> TASK TO CARRY OUT: If a line of the records contains the word "disk", list it.

Web page and app entries
┄┄┄┄┄┄

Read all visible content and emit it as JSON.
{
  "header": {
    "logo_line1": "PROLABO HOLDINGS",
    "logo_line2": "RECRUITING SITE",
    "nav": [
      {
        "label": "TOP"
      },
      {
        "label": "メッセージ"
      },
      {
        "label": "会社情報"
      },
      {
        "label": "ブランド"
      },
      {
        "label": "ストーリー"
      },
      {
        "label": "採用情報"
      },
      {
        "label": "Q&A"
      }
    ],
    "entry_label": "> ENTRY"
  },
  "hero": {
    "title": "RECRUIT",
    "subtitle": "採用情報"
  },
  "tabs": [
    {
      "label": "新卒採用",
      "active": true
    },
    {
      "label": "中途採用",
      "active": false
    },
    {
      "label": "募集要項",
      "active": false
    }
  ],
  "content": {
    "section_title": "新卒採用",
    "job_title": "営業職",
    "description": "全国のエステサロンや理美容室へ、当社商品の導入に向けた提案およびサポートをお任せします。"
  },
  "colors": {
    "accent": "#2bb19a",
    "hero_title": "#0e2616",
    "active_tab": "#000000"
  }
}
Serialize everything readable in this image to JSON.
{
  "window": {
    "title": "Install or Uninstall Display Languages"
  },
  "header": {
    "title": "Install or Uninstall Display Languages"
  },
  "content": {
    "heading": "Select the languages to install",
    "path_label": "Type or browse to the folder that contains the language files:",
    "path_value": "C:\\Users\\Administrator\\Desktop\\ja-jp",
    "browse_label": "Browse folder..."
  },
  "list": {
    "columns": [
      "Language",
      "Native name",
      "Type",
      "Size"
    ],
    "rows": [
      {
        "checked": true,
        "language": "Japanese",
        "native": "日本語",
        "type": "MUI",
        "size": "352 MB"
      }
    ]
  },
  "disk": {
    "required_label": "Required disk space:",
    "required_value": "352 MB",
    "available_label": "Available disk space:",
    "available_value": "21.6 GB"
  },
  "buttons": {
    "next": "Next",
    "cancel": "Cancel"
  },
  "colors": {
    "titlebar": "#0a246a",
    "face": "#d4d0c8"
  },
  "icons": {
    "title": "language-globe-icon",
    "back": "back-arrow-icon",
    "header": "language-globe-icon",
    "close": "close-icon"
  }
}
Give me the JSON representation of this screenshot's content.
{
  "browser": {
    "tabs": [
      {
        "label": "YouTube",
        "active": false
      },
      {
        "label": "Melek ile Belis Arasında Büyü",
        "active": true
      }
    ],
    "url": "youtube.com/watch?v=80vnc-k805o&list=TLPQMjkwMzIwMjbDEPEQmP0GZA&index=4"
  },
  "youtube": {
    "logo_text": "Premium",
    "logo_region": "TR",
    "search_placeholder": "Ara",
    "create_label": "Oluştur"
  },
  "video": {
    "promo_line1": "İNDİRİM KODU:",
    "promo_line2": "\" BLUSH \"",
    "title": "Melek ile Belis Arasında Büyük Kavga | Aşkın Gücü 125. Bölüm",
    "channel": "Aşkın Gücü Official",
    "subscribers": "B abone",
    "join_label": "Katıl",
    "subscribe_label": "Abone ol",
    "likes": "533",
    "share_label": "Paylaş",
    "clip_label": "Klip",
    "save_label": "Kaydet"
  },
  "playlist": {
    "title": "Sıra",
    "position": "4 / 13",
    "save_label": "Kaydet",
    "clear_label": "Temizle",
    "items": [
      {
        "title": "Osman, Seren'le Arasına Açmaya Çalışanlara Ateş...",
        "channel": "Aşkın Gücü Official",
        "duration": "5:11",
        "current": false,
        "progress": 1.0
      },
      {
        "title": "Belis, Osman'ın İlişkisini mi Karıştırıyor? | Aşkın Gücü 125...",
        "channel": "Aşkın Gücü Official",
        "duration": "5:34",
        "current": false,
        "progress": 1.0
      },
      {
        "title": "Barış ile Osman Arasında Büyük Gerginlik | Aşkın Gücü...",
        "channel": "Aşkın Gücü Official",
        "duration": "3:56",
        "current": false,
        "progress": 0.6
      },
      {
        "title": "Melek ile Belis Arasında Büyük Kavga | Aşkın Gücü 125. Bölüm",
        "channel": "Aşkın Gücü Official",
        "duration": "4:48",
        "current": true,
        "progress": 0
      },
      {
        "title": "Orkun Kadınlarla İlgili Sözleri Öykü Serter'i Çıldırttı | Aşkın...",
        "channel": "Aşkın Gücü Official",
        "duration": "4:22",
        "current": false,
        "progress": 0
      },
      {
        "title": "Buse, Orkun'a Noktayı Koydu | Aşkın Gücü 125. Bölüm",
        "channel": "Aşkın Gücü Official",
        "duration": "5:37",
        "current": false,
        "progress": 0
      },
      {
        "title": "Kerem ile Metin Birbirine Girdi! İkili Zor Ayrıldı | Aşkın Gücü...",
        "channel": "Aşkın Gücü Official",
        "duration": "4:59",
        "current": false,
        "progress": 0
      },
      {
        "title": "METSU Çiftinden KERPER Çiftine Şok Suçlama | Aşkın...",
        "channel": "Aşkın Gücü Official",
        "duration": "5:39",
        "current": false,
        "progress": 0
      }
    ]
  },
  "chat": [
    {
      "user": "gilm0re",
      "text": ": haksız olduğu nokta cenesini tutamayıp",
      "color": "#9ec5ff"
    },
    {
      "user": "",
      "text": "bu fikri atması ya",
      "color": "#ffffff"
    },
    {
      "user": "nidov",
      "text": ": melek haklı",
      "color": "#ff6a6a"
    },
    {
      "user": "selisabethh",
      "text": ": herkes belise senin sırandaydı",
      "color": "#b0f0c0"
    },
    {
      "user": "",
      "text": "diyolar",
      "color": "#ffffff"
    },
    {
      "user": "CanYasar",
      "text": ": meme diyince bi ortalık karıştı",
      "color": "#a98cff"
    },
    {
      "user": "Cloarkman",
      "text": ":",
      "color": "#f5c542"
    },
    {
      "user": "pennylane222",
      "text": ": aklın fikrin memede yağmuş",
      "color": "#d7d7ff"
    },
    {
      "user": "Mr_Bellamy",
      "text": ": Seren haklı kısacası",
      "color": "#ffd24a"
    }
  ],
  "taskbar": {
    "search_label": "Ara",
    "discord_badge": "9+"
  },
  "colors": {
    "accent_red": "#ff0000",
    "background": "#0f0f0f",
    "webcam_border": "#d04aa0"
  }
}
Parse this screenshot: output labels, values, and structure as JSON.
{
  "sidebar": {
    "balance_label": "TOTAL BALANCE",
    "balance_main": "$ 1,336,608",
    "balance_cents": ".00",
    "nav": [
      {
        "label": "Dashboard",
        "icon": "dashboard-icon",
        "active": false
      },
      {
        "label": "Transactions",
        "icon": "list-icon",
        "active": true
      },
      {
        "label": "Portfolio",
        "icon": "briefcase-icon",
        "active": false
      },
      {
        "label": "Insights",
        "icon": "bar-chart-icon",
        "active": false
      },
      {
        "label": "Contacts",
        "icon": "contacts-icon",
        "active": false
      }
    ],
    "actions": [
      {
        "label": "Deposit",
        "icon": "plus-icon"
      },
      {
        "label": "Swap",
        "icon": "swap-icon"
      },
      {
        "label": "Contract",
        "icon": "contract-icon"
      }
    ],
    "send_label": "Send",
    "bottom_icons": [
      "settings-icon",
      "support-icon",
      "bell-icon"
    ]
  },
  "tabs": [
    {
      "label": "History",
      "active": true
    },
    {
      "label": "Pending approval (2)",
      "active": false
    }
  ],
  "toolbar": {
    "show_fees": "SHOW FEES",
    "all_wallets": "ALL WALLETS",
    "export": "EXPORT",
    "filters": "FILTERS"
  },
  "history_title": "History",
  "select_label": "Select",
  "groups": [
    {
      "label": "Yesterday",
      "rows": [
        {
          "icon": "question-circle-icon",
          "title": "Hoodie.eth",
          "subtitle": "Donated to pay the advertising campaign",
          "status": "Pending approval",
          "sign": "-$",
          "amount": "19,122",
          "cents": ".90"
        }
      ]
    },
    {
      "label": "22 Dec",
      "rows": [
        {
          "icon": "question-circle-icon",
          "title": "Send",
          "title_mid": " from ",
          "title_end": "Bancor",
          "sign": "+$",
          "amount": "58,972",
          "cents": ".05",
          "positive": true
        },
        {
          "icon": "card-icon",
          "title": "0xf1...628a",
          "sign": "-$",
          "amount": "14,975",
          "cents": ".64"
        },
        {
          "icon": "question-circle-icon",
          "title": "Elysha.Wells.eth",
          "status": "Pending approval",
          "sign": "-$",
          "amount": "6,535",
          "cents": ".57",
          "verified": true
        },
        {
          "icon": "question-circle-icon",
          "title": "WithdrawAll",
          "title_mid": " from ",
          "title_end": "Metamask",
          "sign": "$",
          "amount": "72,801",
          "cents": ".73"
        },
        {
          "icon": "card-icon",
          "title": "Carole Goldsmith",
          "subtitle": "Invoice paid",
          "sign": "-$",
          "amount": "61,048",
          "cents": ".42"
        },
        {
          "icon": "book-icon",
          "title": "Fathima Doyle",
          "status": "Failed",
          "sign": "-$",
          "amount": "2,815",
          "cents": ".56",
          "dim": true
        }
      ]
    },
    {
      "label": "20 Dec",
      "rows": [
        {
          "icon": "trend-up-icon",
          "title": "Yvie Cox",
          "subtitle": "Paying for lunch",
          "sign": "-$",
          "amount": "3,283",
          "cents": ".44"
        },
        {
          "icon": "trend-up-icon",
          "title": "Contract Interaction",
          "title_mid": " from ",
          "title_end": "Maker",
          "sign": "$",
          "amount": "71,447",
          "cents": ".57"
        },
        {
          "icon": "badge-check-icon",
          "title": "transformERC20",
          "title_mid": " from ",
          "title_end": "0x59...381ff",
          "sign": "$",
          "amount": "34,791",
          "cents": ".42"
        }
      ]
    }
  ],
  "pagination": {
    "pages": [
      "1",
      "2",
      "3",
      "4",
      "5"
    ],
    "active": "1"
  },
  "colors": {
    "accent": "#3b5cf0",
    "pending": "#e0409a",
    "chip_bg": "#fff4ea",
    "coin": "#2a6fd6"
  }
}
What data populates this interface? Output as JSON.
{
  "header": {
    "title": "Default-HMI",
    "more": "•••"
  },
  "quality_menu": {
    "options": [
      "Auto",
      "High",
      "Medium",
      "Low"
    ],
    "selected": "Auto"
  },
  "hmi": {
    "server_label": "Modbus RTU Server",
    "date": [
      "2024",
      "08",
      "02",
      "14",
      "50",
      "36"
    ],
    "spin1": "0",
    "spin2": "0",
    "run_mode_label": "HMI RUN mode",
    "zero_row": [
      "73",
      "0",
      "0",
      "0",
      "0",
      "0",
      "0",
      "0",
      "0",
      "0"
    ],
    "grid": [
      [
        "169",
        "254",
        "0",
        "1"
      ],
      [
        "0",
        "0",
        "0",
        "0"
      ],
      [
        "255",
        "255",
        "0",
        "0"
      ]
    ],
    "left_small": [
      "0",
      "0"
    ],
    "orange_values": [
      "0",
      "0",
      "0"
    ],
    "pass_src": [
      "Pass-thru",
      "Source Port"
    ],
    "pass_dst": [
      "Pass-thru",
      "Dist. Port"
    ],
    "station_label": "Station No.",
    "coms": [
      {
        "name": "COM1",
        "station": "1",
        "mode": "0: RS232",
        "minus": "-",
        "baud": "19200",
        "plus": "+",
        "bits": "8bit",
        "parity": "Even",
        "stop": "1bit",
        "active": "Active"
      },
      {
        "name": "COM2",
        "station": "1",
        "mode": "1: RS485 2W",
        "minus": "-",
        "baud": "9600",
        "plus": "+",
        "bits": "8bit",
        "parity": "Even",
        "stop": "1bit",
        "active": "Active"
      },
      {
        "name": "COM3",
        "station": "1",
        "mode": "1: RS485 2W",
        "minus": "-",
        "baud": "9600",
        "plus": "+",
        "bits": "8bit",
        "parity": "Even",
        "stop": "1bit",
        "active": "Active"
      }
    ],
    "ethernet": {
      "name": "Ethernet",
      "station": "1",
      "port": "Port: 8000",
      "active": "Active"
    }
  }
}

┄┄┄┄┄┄

> THE COMPLETED TASK:
  "disk": {
    "required_label": "Required disk space:",
    "available_label": "Available disk space:",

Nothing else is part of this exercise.